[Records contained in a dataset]
--------

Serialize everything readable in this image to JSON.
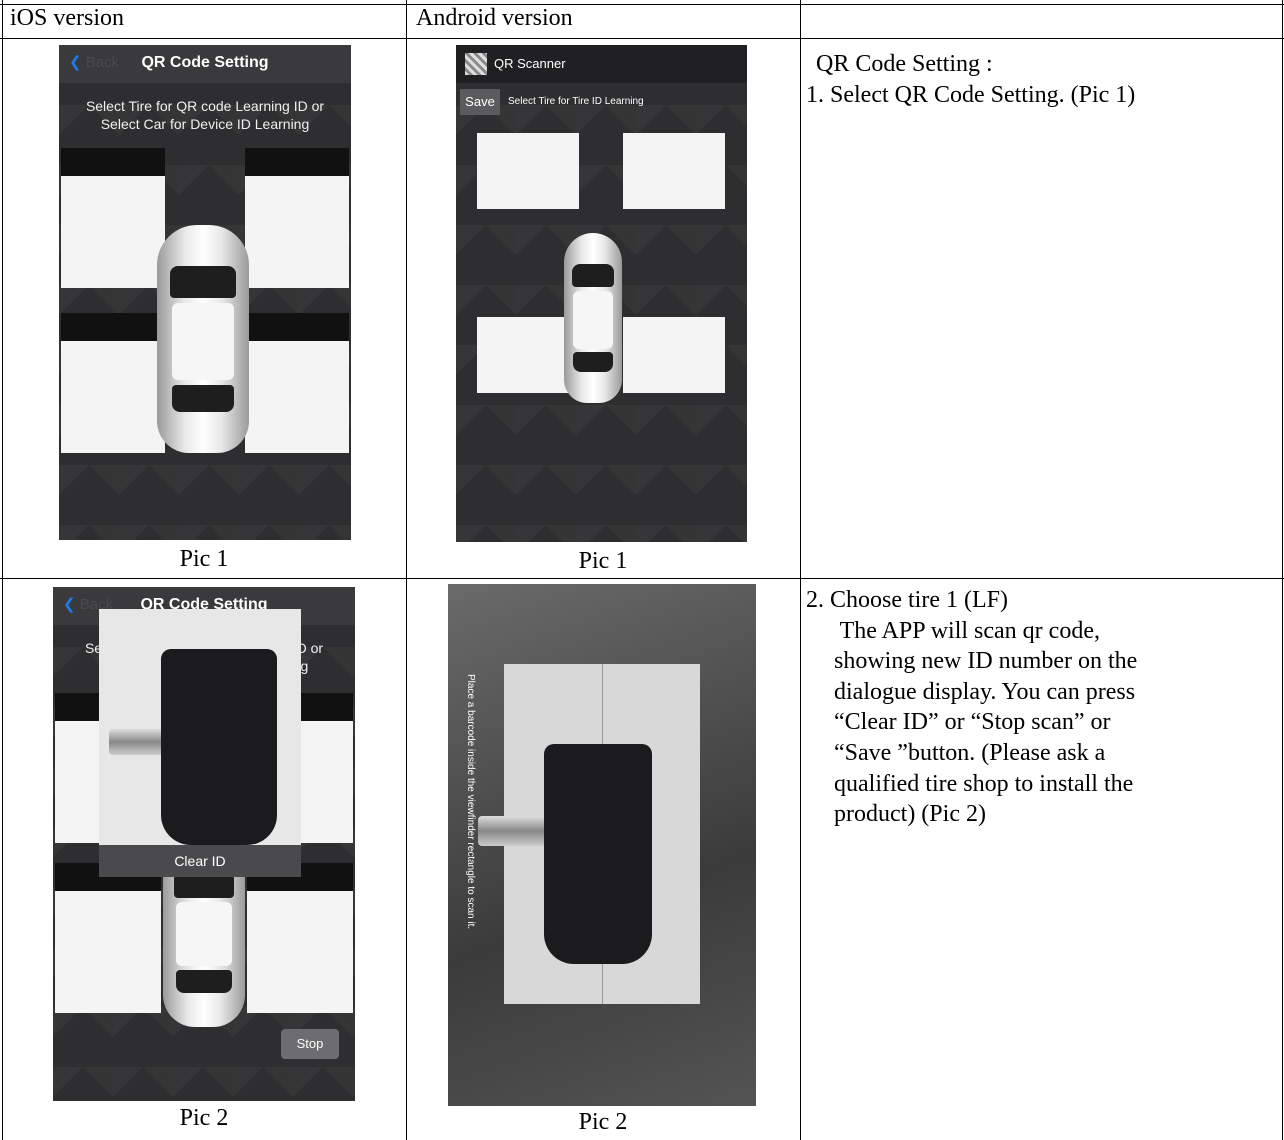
{
  "table": {
    "headers": [
      "iOS version",
      "Android version",
      ""
    ],
    "rows": [
      {
        "ios_caption": "Pic 1",
        "android_caption": "Pic 1",
        "description": {
          "heading": "QR Code Setting :",
          "step": "1. Select QR Code Setting. (Pic 1)"
        }
      },
      {
        "ios_caption": "Pic 2",
        "android_caption": "Pic 2",
        "description": {
          "heading": "2. Choose tire 1 (LF)",
          "lines": [
            " The APP will scan qr code,",
            "showing new ID number on the",
            "dialogue display. You can press",
            "“Clear ID” or “Stop scan” or",
            "“Save ”button. (Please ask a",
            "qualified tire shop to install the",
            "product) (Pic 2)"
          ]
        }
      }
    ]
  },
  "ios_screen_1": {
    "back_label": "Back",
    "title": "QR Code Setting",
    "message_line1": "Select Tire for QR code Learning ID or",
    "message_line2": "Select Car for Device ID Learning"
  },
  "android_screen_1": {
    "app_title": "QR Scanner",
    "save_label": "Save",
    "message": "Select Tire for Tire ID Learning"
  },
  "ios_screen_2": {
    "back_label": "Back",
    "title": "QR Code Setting",
    "message_line1": "Select Tire for QR code Learning ID or",
    "message_line2": "Select Car for Device ID Learning",
    "popup_button": "Clear ID",
    "stop_button": "Stop"
  },
  "android_screen_2": {
    "scan_tip": "Place a barcode inside the viewfinder rectangle to scan it."
  },
  "colors": {
    "ios_link_blue": "#1e7ae6",
    "screen_dark": "#2e2e30",
    "slot_white": "#f4f4f4"
  }
}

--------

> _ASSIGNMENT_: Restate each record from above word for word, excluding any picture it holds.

> _RESULT OF THE EXERCISE_:
Serialize everything readable in this image to JSON.
{
  "table": {
    "headers": [
      "iOS version",
      "Android version",
      ""
    ],
    "rows": [
      {
        "ios_caption": "Pic 1",
        "android_caption": "Pic 1",
        "description": {
          "heading": "QR Code Setting :",
          "step": "1. Select QR Code Setting. (Pic 1)"
        }
      },
      {
        "ios_caption": "Pic 2",
        "android_caption": "Pic 2",
        "description": {
          "heading": "2. Choose tire 1 (LF)",
          "lines": [
            " The APP will scan qr code,",
            "showing new ID number on the",
            "dialogue display. You can press",
            "“Clear ID” or “Stop scan” or",
            "“Save ”button. (Please ask a",
            "qualified tire shop to install the",
            "product) (Pic 2)"
          ]
        }
      }
    ]
  },
  "ios_screen_1": {
    "back_label": "Back",
    "title": "QR Code Setting",
    "message_line1": "Select Tire for QR code Learning ID or",
    "message_line2": "Select Car for Device ID Learning"
  },
  "android_screen_1": {
    "app_title": "QR Scanner",
    "save_label": "Save",
    "message": "Select Tire for Tire ID Learning"
  },
  "ios_screen_2": {
    "back_label": "Back",
    "title": "QR Code Setting",
    "message_line1": "Select Tire for QR code Learning ID or",
    "message_line2": "Select Car for Device ID Learning",
    "popup_button": "Clear ID",
    "stop_button": "Stop"
  },
  "android_screen_2": {
    "scan_tip": "Place a barcode inside the viewfinder rectangle to scan it."
  },
  "colors": {
    "ios_link_blue": "#1e7ae6",
    "screen_dark": "#2e2e30",
    "slot_white": "#f4f4f4"
  }
}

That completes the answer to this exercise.